And now Democrats won't even attempt to get their way, in a political season. Instead of trying to pass bills for the largest middle-class-only tax cut in history now, they'll wait for the lame-duck session following election day. And why? Because some Democrats who'll lose anyway are mortified of being labeled "tax hikers" were they to vote for a plan that doesn't disproportionately benefit the wealthiest 2% of Americans.
Nancy Pelosi would've been able to find the votes for passing this in the House. She's good at that sort of thing. And eventually some Democratic holdouts there would come to realize that taking a Democratic instead of Republican position on a major issue for once could help them get re-elected when they're running as Democrats. Then, in the Senate, would Republicans filibuster such a bill? Yes, probably. But if they did, there's nothing wrong with that! Democrats could've brought it up for a vote day after day after day for a couple of weeks, broadcasting Republicans' blockage of historically large middle-class tax cuts. And if Republicans stayed unified through the election, Democrats could then resort to passing it in a lame-duck session.
But now, this seems to be the Dems' devastating self-inflicted realistic doom scenario: Republicans will likely win at least one chamber of Congress on election day, then they'll start gloating about how they have a mandate to serve the people, and Democrats should stop rushing legislation since clearly America rejected their stupid faces, blah blah blah. Senate Republicans will have every incentive to keep filibustering the Democrats' plan through the lame-duck session. Then, unless the Democrats compromise during the lame-duck, the new Republican leadership in one or more chambers will introduce bills for permanently extending all Bush tax cuts — just as they promised to do in their comical "Pledge" yesterday — and eventually strong-arm the Obama administration into supporting it as the only tax-extension plan remaining. Obama's clearest and most repeated campaign promise was to not raise taxes (or allow tax cuts to expire) on Americans making less than $250,000 per year. If next year's Republican plan is his only opportunity to keep that promise, he'll sign it. Republicans will both take credit and continue attacking him, for not signing it earlier or something.

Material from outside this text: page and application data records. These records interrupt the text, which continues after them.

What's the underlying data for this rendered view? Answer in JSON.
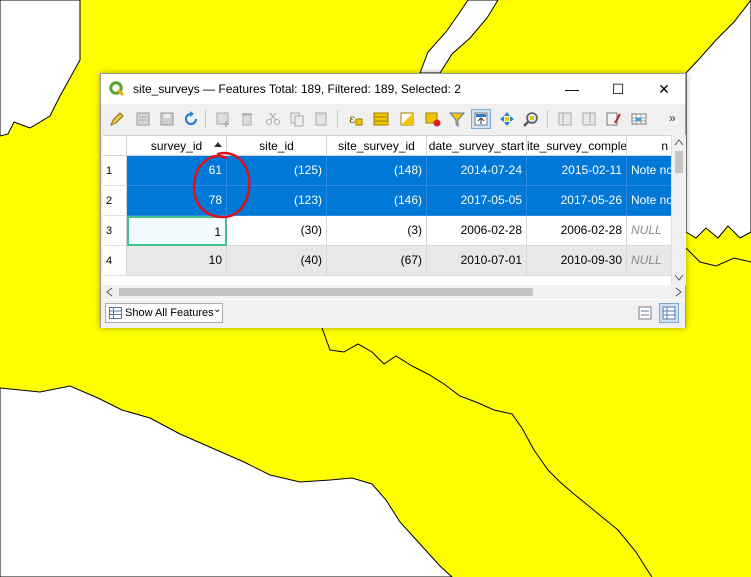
{
  "window": {
    "title": "site_surveys — Features Total: 189, Filtered: 189, Selected: 2",
    "minimize": "—",
    "maximize": "☐",
    "close": "✕"
  },
  "toolbar": {
    "tools": [
      "pencil-icon",
      "multi-edit-icon",
      "save-edits-icon",
      "reload-icon",
      "add-feature-icon",
      "delete-feature-icon",
      "cut-icon",
      "copy-icon",
      "paste-icon",
      "expression-select-icon",
      "select-all-icon",
      "invert-selection-icon",
      "deselect-icon",
      "filter-icon",
      "move-selection-top-icon",
      "pan-to-selection-icon",
      "zoom-to-selection-icon",
      "new-field-icon",
      "delete-field-icon",
      "field-calculator-icon",
      "conditional-format-icon"
    ],
    "more_label": "»"
  },
  "table": {
    "columns": [
      "survey_id",
      "site_id",
      "site_survey_id",
      "date_survey_start",
      "ite_survey_comple",
      "n"
    ],
    "rows": [
      {
        "num": "1",
        "survey_id": "61",
        "site_id": "(125)",
        "site_survey_id": "(148)",
        "date_start": "2014-07-24",
        "date_complete": "2015-02-11",
        "notes": "Note no",
        "selected": true
      },
      {
        "num": "2",
        "survey_id": "78",
        "site_id": "(123)",
        "site_survey_id": "(146)",
        "date_start": "2017-05-05",
        "date_complete": "2017-05-26",
        "notes": "Note no",
        "selected": true
      },
      {
        "num": "3",
        "survey_id": "1",
        "site_id": "(30)",
        "site_survey_id": "(3)",
        "date_start": "2006-02-28",
        "date_complete": "2006-02-28",
        "notes": "NULL",
        "selected": false
      },
      {
        "num": "4",
        "survey_id": "10",
        "site_id": "(40)",
        "site_survey_id": "(67)",
        "date_start": "2010-07-01",
        "date_complete": "2010-09-30",
        "notes": "NULL",
        "selected": false
      }
    ]
  },
  "footer": {
    "show_features_label": "Show All Features",
    "dropdown_arrow": "⌄"
  },
  "colors": {
    "map_fill": "#ffff00",
    "selection": "#0078d7",
    "annotation": "#e0101a",
    "focus_border": "#41c08d"
  }
}
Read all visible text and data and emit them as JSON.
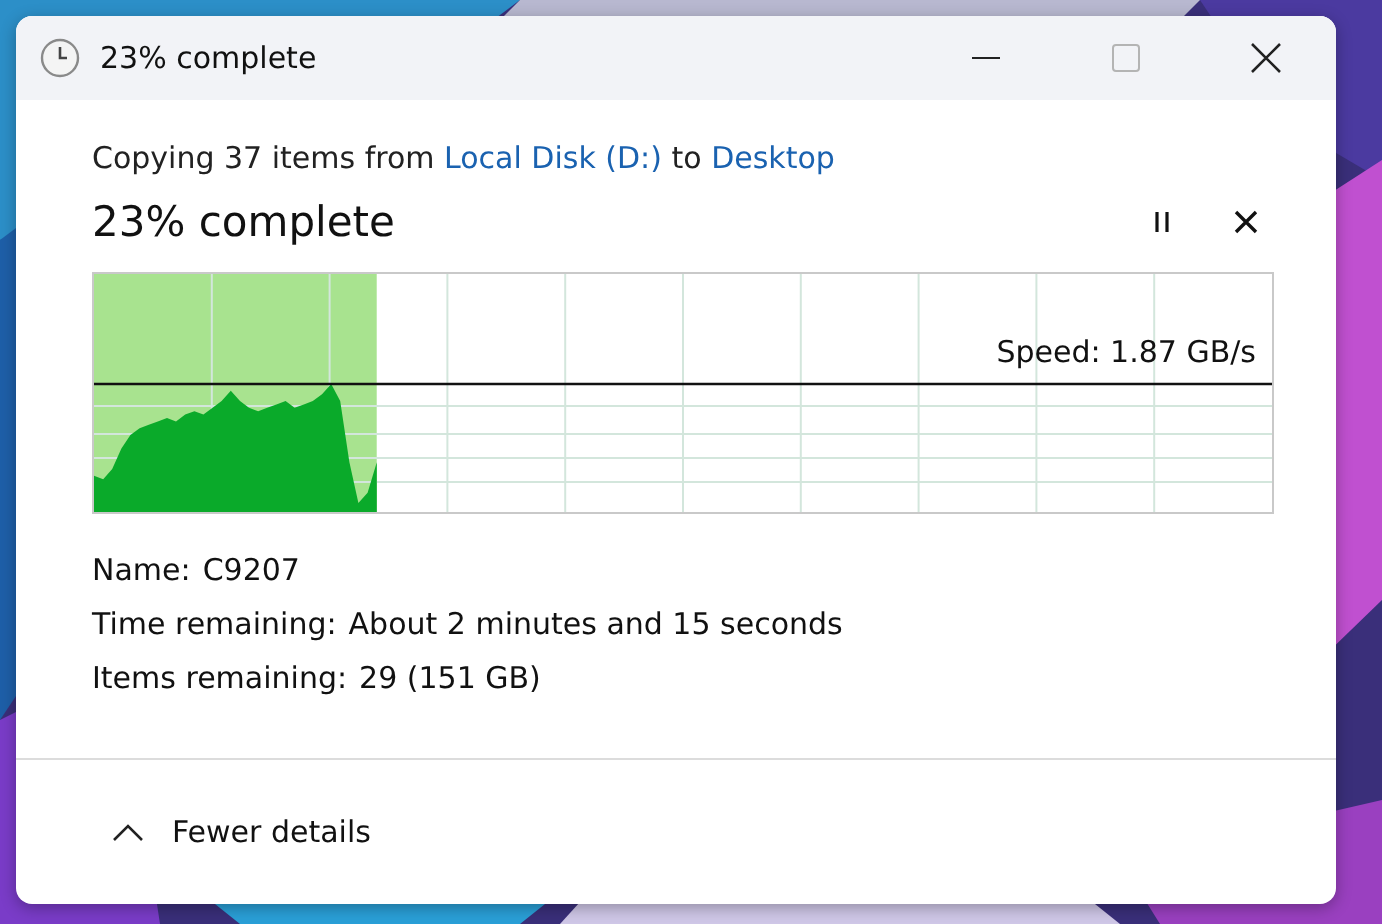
{
  "window": {
    "title": "23% complete"
  },
  "message": {
    "prefix": "Copying 37 items from",
    "source": "Local Disk (D:)",
    "middle": "to",
    "destination": "Desktop"
  },
  "heading": "23% complete",
  "progress": {
    "level": 0.24,
    "speed": "Speed: 1.87 GB/s"
  },
  "details": [
    {
      "label": "Name:",
      "value": "C9207"
    },
    {
      "label": "Time remaining:",
      "value": "About 2 minutes and 15 seconds"
    },
    {
      "label": "Items remaining:",
      "value": "29 (151 GB)"
    }
  ],
  "footer": {
    "label": "Fewer details",
    "expanded": true
  }
}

Can someone at the White House please let us know if we're gaming this wrong? Because this is how many people are gaming it, because it's kind of obvious. Yet all the White House seems to be saying nowadays is that Republicans are mean and scary and to blame for Democrats not even holding votes on their popular bills. The confidence, it radiates! It radiates. On another note, remember when political parties and politicians used to be interested in winning elections?
I'm paid to follow this horror show, is the thing. What's your excuse?
[Image via AP]